During our most recent writers' group meeting, the topic of ebook publishing made for quite lively discussion. Landing an agent and publishing with a traditional house is no guarantee of financial success. Authors who travel the traditional route to publication often find themselves with the sole burden of marketing only to take home just a sliver of royalties. Why not do all the marketing you know you're going to have to do anyway and keep most of the royalties for yourself.
Whooosh. Do you hear that? It's the mass exodus of writers from traditional publishing.
Okay, maybe I exaggerate...a little.
As a reader, I know that a hard copy book I purchase from the bookstore has been through the vetting process by layers of agents and editors. I can expect a traditionally published book to be nearly free of grammatical and typographical errors. A risk I take, as a reader, in purchasing a self published ebook is that the quality might be poor. What's the trade-off? The price might be as low as 99 cents, so I haven't lost much if the ebook is the cherry on the dung heap of literary crap.
There was an interseting article last month by Carolyn McCray on Digital Book World. If you really want to post some good numbers for your e-book sales, it takes planning and foresight to make it happen. Some pointers are obvious, like the use of social media to publicize your book. Others, as McCray points out, have to do with knowing how to work Amazon to your advantage.

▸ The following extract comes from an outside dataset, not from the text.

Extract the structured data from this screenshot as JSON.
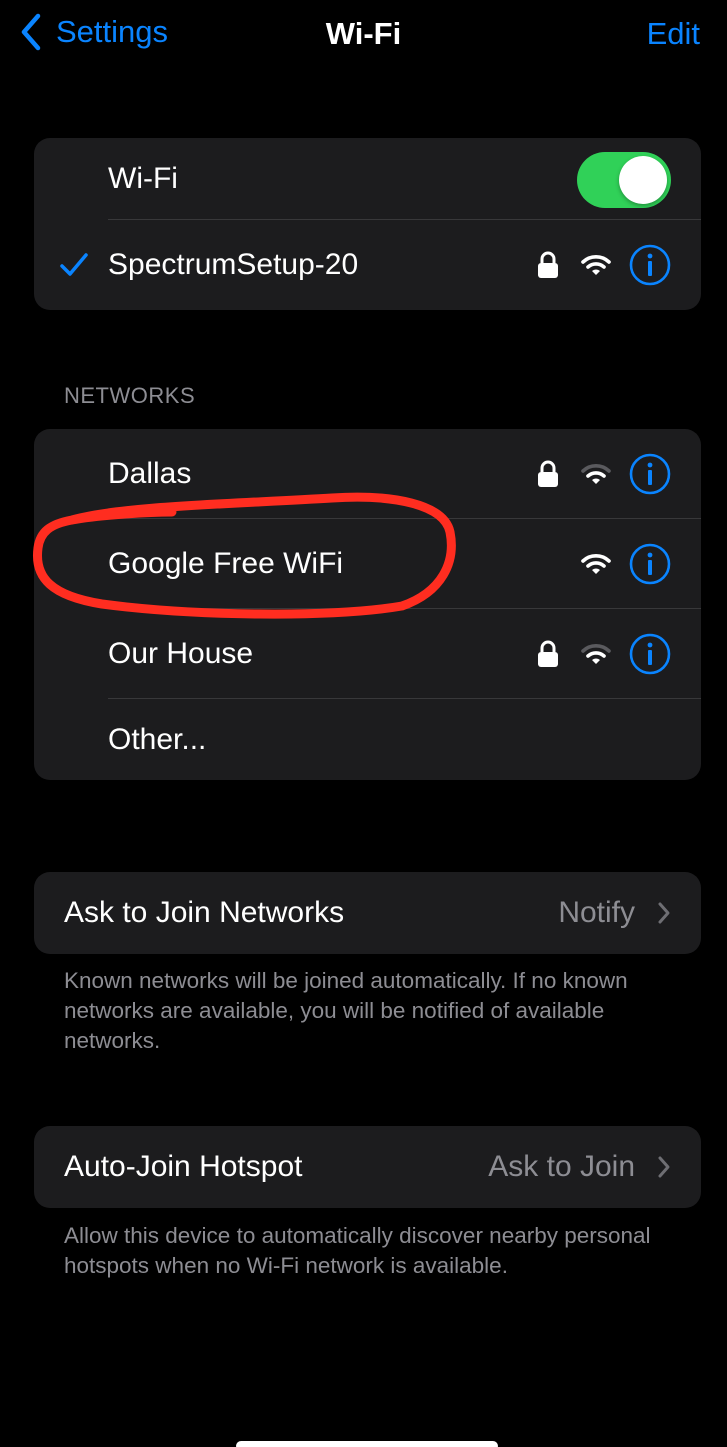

Ask your friends and family to post a few "seed" book reviews of your book to grease the sales wheel. Make sure a potential buyer knows the genre of the book. Ask friends to buy your book on Amazon and then purchase one or two other books so that the Amazon "Customers Who Bought This Item Also Bought" gadget will populate. When reading McCray's article, make sure to scroll through the comments. She graciously offered feedback on commenters' Amazon pages.
One of the things we do at our Fiction Flurry group meetings is to discuss our progress with finding agents or publishers who have accepted our work. It's terribly frustrating. We see in each other's work beauty and potential, but getting a busy agent to see the same qualities sometimes feels like it might take an act of God. It's plain to see why self publishing, and better yet self e-publishing is becoming such a draw for so many writers. But e-publishing should not be considered the easy way out. There's platform building to be done, Facebook and Twitter marketing, cover design, Amazon strategies, and personal appearances to be scheduled. Of course, all this only comes after your novel is in pristine condition. Hiring a professional editor before self publishing is SO worth the money. Your reward? Larger royalty percentages and control over the process.
Some of us at Fiction Flurry are giving self e-publishing serious consideration. We'd love to hear your experiences with the process. What are the drawbacks that you've come across? Better yet, we'd love to hear about your successes!
Here are a few books that may help you in the process: